3. Buhari’s unaccustomed broadmindedness. I will give just one example. To the annoyance of APC fanatics, Buhari has been actively promoting the candidacy of a Jonathan minister by the name of Akinwumi Adesina for the presidency of the Africa Development Bank (AfDB). Adesina, in addition to being a Jonathan minister, had maligned Buhari in a now deleted tweet, which Buhari is aware of. I can’t find any parallel for this show of maturity and magnanimity in Nigeria’s recent history.
4. Swift condemnation of the AIT ban. When it was brought to his attention that an AIT journalist had been “temporarily banned” from covering his “personal” activities by a security aide, Buhari swiftly overturned the ban and cautioned his aides to never again transgress the bounds of their duties and powers. He did this while APC fanatics were hailing the ban and defending it with all sorts of contemptible sophistry.

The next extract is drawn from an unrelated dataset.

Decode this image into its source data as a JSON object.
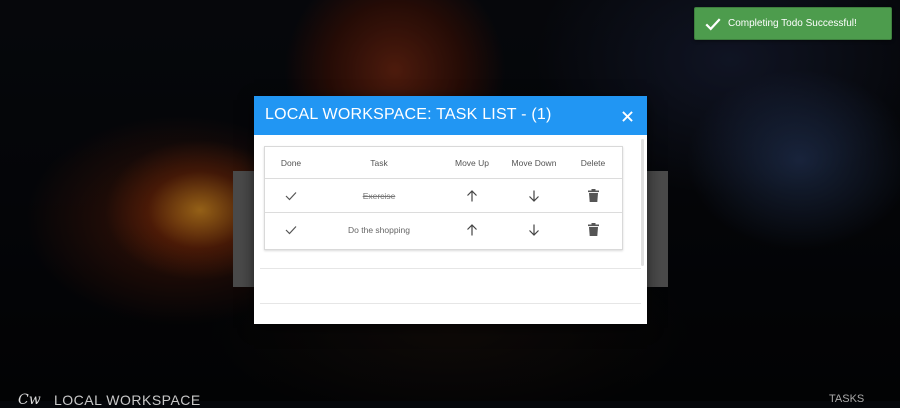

5. Garba Shehu as Buhari’s media person. People know Malam Garba Shehu as the suave, urbane, and cerebral former president of the Nigerian Guild of Editors who has brought panache and sophistication to reputation management in Nigeria, first as former VP Atiku Abubakar’s Media Adviser and now as APC’s Presidential Campaign spokesperson. But I know him as much more than that. When he taught me for two semesters in my final year at Bayero University, Kano while he was Editor-in-Chief and MD of Triumph Newspapers, he bowled me over with his brilliance, intellectual depth and, above all, tolerance for dissent. I almost never agreed with him during classes. I was an aggressive, dyed-in-the-wool Marxist who disagreed with his “bourgeois” intellection. But he was incredibly tolerant in ways I had never experienced.

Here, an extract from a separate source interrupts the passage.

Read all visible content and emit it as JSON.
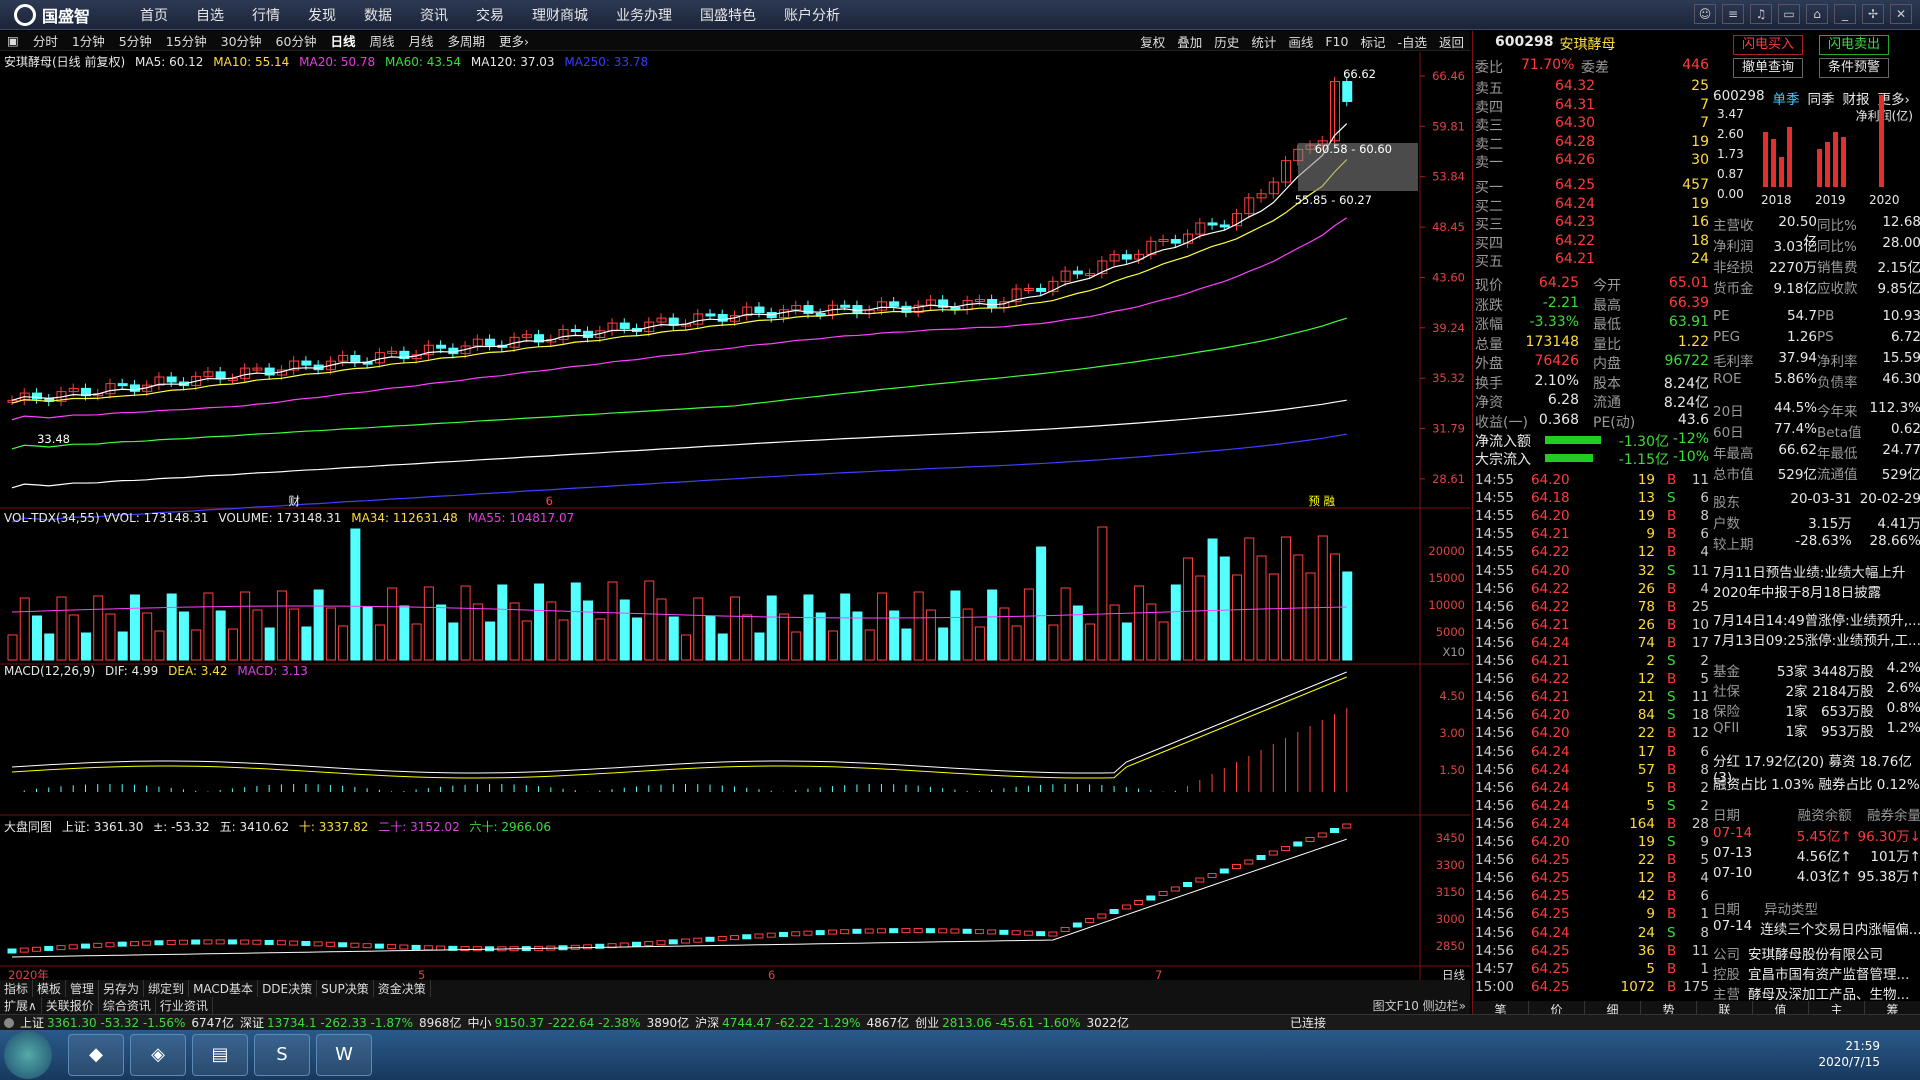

One day, my classmate, Kabiru Dahiru Marafa, told me to tone down the pungency of my arguments with Malam Garba. He said the man could decide to “fail" me. So, the following day, I didn’t talk in class. But Malam Garba was uncomfortable and wanted to know why I was quiet. He insisted I speak. We were not used to that sort of discursive accommodation from our full-time lecturers.
I not only got A’s in both semesters he taught me, he almost gave me a job at the Triumph after graduation, but I accepted the offer to go to Kaduna to join the emergent and promising Weekly Trust. When I aggressively challenged him in class, I didn’t expect him to like me, much less give me a job. But he described himself as a believer in discursive pluralism. When I wrote a critical article on Atiku some 9 years ago, he didn’t attack or chastise me—like most media advisers would. He wrote to affirm my right to my opinions and to point out what he agreed and disagreed with in my write-up. I was humbled.
If Buhari chooses Garba as a spokesman or as a minister of information I am certain we would witness a new era of urbane information and reputation management. Dissent won’t be dismissed as hostility that deserves to be crushed with verbal sledgehammers.
6. Buhari’s symbolic but nonetheless significant gestures like telling family members to steer clear of his government and telling aides to obey traffic laws inspire me. President Barack Obama is famous for saying “Africa doesn't need strongmen, it needs strong institutions.” But strong institutions don’t come out of thin air; they are built by strong men through the strength of their personal example. I hope Buhari is the strong man who will build strong institutions in Nigeria with the strength of his character.
Ultimately, the people Buhari will disappoint, I hope, would be his visceral critics and his hyper-partisan supporters who want him to be a northern version of Jonathan—petty, vindictive, small-minded, and intolerant. This fills me with hope.